Empathy is more powerful than issuing orders
It’s not weak to care about others, but caring qualities have traditionally been associated with women, and not always in a good way. However, as technology takes over more and more areas of working life, human emotion is still the arena where leaders really can make a difference. Building emotional connections with your team can spur them on to develop and grow much more than a cold, distant leader.
Consider other people’s perspectives
The male, pale and stale perspective is so pervasive that it’s easy to forget other perspectives exist. Women often experience the corporate world differently to men, bringing a fresh perspective and an appetite for diversity. Be humble and listen to what others have to say in order to get a more rounded view.
Watch out for defensive feelings
If it makes you feel a bit nettled to think about women taking stronger leadership roles, it’s worth considering why. Maybe you disagree that women have faced any disadvantages, or that women might tend towards a different leadership style. Maybe the idea that men might be promoted faster and further than is always merited might make you feel defensive. It shouldn’t: if you are confident in your abilities and take the time to develop a leadership style you are proud of, possibly including some traditionally ‘feminine’ approaches, you can be sure you deserve to be where you are.
How will your leadership style develop in future? Never stop learning, questioning and looking for fresh ideas – if you stand still, you fall behind.
“Every leader’s ambition should be to have a professional, engaged and motivated team that can do great things. Achieving “gender equality and inclusion” is a major part of this ambition, knowing that diverse teams stimulate innovation and improved business performance. Treating everyone the same is not always enough, leaders must develop a deep understanding and an awareness to progress on this topic. Unfortunately, we still witness that men are dominant in leadership positions with gender pay gaps across many organizations worldwide. We as leaders have the responsibility to address this and to make the environments we operate in more inclusive.
We can achieve this by raising awareness of the topic, discovering our own biases and encouraging others to do the same.
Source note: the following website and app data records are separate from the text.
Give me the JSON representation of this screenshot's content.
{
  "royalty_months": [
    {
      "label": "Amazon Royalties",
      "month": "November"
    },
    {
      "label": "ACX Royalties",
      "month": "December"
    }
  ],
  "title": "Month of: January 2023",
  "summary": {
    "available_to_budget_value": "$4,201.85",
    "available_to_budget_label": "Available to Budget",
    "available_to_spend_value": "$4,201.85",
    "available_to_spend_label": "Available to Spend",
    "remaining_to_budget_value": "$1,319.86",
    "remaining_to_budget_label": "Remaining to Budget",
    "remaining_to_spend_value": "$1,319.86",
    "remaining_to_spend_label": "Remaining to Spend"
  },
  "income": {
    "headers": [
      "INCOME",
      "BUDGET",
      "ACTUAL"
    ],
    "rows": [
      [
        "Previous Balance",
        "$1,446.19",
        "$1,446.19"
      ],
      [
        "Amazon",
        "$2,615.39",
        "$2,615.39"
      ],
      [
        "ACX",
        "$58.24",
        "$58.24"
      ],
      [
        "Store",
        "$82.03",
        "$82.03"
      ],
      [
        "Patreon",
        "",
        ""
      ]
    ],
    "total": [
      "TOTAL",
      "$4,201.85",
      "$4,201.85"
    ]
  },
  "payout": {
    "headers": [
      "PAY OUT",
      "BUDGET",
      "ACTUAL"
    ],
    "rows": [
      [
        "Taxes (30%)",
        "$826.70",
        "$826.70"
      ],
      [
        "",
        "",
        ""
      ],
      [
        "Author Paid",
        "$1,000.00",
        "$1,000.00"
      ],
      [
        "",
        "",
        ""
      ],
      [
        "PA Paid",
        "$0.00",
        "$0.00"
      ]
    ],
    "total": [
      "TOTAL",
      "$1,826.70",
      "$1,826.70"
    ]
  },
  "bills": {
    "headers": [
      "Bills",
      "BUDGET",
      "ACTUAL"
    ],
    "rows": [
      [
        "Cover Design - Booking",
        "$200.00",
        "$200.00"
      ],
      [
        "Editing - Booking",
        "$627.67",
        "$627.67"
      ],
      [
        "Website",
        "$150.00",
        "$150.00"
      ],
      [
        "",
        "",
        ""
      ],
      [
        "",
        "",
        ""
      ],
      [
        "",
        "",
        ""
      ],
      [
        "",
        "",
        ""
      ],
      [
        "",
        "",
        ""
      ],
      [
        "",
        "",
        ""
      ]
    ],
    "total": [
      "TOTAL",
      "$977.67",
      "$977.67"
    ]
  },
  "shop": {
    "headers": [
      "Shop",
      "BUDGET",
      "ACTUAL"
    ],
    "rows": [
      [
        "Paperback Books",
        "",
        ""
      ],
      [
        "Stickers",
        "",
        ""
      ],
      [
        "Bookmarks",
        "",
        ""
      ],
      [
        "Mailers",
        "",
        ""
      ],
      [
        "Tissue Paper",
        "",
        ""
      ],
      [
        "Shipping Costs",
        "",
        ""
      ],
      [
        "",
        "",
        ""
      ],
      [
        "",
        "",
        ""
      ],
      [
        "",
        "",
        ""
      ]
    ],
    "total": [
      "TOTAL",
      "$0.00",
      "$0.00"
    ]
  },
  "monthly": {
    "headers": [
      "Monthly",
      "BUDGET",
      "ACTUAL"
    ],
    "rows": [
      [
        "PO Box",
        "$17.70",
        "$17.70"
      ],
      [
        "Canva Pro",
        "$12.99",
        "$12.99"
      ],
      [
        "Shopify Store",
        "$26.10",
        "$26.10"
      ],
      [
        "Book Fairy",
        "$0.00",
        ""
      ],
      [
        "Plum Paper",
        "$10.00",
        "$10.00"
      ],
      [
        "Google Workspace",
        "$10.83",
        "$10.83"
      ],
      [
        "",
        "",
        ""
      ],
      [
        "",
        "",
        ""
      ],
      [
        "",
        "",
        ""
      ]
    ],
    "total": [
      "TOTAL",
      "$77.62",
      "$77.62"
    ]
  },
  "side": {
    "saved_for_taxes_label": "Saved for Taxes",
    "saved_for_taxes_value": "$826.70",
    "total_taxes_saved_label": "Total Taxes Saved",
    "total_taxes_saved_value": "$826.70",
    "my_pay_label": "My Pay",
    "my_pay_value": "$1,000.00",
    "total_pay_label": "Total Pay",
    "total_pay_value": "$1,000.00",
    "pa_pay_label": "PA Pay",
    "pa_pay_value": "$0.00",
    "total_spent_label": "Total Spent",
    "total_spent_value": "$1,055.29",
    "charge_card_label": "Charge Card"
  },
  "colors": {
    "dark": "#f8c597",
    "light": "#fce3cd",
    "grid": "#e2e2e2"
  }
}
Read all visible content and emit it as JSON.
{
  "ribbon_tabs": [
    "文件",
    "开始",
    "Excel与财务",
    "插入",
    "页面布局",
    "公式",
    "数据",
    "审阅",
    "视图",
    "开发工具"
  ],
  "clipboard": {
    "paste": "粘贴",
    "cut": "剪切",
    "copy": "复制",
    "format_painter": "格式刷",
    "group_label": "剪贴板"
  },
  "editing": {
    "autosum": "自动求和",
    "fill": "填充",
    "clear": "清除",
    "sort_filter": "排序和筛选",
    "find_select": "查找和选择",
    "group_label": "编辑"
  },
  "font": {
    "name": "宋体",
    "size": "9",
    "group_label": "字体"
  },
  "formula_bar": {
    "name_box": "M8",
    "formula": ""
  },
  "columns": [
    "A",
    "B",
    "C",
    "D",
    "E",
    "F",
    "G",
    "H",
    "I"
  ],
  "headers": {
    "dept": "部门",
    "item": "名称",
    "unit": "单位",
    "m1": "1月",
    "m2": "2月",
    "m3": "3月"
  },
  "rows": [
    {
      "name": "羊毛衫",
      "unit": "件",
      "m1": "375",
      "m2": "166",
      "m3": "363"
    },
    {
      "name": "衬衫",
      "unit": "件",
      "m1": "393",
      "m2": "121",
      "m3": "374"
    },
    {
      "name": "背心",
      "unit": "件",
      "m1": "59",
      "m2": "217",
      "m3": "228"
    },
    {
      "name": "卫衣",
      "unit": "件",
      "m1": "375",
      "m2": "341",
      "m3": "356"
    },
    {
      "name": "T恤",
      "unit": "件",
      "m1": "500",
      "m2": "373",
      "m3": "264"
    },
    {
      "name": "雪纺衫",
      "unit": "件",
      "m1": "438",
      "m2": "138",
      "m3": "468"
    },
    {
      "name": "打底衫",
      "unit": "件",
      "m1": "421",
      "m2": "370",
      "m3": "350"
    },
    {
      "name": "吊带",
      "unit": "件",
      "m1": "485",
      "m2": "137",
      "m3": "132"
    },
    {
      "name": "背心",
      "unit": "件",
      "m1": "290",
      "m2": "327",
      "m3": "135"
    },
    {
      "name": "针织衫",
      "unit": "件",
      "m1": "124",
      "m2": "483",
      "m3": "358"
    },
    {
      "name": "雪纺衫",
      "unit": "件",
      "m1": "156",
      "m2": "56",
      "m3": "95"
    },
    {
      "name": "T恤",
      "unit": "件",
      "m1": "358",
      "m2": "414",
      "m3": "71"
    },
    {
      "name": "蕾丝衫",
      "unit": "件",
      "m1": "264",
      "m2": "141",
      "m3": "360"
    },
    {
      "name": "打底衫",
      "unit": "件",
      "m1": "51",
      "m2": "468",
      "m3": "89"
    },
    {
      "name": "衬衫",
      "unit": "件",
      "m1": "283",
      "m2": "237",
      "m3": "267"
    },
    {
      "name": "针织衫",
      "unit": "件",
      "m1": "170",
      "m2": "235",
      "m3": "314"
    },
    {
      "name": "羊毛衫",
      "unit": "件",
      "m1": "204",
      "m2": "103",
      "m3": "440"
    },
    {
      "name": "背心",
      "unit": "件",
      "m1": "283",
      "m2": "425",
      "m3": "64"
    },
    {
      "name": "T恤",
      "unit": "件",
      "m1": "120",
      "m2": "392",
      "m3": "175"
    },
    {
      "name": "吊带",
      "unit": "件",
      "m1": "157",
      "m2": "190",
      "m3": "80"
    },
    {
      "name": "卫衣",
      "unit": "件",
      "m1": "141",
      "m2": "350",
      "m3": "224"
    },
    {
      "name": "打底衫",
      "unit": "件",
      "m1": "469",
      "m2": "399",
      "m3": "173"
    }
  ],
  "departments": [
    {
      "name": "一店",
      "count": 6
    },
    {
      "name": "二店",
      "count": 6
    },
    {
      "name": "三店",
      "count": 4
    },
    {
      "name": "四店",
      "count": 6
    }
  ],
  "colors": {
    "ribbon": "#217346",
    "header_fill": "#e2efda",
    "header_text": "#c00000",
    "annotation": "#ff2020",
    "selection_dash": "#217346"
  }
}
Learning from one another, embracing and developing new traits that have perhaps previously been “alien” to us is key to ensuring we as individuals develop, which in turn will help to foster inclusive, high performing, diverse teams”.